I would like the number of lines in the data that contain the word "JSON". Please give that number alone.

Records to process: Begin

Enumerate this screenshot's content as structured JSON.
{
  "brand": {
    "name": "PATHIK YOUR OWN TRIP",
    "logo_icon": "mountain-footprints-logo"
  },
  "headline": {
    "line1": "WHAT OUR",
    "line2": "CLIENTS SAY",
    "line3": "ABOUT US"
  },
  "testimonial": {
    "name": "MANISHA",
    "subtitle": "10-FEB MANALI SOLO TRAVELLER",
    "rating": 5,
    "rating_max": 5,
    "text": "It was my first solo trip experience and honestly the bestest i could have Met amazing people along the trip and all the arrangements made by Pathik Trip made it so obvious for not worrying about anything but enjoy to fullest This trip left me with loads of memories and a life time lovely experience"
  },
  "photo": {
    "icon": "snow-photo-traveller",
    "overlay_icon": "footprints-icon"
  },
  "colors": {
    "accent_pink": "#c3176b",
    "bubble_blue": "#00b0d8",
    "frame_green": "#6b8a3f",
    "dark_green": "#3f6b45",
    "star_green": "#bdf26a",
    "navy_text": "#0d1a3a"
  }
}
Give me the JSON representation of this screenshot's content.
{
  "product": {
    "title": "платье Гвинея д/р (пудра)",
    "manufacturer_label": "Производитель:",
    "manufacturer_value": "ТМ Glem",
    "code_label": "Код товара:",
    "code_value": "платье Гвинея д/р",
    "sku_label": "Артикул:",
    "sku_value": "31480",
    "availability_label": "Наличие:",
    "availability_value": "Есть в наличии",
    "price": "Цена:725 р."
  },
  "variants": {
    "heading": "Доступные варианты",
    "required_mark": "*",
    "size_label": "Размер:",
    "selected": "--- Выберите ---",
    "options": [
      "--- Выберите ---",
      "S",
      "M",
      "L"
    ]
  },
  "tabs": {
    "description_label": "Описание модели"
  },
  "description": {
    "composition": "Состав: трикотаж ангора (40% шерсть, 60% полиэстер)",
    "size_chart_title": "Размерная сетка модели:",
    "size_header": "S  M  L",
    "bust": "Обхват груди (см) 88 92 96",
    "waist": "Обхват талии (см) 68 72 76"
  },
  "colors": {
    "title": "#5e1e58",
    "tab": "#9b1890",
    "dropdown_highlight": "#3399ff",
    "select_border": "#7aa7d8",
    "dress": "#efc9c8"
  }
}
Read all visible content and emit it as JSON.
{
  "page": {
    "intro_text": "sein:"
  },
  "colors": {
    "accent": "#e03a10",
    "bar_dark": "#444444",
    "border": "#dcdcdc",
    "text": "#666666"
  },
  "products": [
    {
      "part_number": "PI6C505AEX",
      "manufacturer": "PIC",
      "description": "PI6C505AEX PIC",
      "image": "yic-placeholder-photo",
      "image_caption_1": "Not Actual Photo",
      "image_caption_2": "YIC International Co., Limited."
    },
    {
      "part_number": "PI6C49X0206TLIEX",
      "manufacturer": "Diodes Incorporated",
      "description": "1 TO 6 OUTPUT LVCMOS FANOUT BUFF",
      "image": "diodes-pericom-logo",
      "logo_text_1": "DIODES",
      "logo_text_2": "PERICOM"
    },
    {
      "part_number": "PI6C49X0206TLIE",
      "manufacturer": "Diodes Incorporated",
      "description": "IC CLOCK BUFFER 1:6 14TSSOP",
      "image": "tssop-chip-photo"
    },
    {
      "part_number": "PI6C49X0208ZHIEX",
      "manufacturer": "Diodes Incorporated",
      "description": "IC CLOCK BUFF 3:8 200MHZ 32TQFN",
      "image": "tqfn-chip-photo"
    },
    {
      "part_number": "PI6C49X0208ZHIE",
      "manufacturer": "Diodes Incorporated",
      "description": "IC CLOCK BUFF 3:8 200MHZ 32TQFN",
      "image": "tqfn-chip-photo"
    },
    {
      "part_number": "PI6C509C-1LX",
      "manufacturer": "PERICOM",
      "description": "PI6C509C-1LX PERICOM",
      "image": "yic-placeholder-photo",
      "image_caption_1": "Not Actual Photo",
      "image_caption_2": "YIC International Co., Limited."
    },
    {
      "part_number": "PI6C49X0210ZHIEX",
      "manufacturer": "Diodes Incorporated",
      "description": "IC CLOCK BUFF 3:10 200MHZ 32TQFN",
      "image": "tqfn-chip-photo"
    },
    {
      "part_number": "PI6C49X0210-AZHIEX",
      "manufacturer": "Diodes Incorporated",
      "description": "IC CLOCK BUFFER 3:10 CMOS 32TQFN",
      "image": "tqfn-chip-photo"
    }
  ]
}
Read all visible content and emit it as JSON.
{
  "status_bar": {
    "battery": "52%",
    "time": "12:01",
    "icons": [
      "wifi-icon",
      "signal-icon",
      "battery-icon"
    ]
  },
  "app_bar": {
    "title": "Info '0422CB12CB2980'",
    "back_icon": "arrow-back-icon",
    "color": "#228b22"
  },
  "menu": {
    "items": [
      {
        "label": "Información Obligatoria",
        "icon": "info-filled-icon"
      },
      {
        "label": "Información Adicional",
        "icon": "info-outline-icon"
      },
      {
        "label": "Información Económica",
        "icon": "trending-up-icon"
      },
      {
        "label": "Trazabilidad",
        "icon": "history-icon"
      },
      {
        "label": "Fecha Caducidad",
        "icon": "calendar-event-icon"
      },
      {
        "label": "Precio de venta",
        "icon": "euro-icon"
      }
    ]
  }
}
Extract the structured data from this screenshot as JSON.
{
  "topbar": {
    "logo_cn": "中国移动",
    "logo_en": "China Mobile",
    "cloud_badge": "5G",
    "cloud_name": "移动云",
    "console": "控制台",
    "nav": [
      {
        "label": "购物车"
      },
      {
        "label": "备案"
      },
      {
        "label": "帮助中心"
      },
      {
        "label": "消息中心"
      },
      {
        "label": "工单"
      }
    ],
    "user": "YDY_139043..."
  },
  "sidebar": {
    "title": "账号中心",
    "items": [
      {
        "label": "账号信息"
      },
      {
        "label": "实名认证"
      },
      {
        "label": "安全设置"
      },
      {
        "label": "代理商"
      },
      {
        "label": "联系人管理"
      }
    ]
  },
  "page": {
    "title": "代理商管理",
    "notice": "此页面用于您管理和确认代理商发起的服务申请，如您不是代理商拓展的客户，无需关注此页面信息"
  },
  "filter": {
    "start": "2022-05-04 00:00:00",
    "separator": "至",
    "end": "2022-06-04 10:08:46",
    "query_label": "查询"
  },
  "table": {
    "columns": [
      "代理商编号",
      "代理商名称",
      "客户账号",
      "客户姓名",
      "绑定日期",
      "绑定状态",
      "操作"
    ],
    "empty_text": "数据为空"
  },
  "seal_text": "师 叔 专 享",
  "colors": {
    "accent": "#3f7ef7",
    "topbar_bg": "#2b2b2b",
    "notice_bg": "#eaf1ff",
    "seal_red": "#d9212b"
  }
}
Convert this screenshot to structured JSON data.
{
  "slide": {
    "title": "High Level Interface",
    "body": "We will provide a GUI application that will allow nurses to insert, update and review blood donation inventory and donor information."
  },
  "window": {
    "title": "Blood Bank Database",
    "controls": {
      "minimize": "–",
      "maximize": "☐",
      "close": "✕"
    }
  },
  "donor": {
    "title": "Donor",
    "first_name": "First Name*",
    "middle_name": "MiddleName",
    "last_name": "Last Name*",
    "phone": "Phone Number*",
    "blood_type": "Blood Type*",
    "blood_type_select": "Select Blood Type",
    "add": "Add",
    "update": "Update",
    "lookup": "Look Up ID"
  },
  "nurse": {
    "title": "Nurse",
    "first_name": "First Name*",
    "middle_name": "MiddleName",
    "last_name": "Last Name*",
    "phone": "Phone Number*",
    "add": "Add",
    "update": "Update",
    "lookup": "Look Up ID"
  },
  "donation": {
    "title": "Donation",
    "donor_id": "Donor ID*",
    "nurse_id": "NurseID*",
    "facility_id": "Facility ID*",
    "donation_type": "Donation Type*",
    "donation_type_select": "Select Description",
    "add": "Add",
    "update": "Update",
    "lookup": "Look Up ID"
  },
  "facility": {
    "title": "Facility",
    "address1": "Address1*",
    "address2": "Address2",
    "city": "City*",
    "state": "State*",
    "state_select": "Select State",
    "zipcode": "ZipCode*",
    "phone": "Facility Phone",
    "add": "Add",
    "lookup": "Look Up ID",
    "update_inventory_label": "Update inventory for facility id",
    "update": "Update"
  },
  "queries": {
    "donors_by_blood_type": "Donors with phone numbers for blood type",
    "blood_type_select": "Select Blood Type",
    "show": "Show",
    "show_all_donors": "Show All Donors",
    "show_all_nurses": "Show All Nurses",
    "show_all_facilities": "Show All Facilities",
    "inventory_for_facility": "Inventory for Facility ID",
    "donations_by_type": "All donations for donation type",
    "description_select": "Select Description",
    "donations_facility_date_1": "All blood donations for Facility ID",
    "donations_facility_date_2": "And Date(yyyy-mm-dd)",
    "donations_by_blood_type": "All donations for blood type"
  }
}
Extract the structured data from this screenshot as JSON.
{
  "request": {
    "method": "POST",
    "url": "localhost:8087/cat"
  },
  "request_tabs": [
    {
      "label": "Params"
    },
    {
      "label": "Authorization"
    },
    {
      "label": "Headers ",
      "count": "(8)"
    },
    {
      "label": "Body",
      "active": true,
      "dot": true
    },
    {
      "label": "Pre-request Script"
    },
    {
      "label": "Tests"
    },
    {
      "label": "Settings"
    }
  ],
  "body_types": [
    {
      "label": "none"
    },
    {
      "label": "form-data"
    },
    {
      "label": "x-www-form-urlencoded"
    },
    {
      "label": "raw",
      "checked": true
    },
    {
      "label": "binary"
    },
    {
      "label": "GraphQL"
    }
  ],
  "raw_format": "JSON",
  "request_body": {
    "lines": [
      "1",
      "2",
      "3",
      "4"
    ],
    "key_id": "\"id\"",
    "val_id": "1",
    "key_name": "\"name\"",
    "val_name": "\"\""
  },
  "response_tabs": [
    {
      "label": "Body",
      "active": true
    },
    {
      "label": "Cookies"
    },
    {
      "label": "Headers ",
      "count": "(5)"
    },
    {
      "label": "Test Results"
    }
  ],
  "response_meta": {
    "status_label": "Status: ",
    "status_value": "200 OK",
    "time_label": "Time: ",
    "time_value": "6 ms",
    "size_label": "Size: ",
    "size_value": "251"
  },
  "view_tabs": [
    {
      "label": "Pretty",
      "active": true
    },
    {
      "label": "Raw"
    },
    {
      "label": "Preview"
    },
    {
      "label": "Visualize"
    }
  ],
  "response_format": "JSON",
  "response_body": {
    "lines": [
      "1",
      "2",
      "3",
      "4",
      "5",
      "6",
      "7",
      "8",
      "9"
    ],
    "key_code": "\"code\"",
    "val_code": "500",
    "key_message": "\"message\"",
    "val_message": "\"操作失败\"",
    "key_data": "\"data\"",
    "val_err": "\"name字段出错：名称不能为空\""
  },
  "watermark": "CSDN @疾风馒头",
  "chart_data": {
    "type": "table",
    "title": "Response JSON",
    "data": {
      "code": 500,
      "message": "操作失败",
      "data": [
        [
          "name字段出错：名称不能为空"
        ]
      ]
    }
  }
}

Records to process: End

# [Exercise output]
10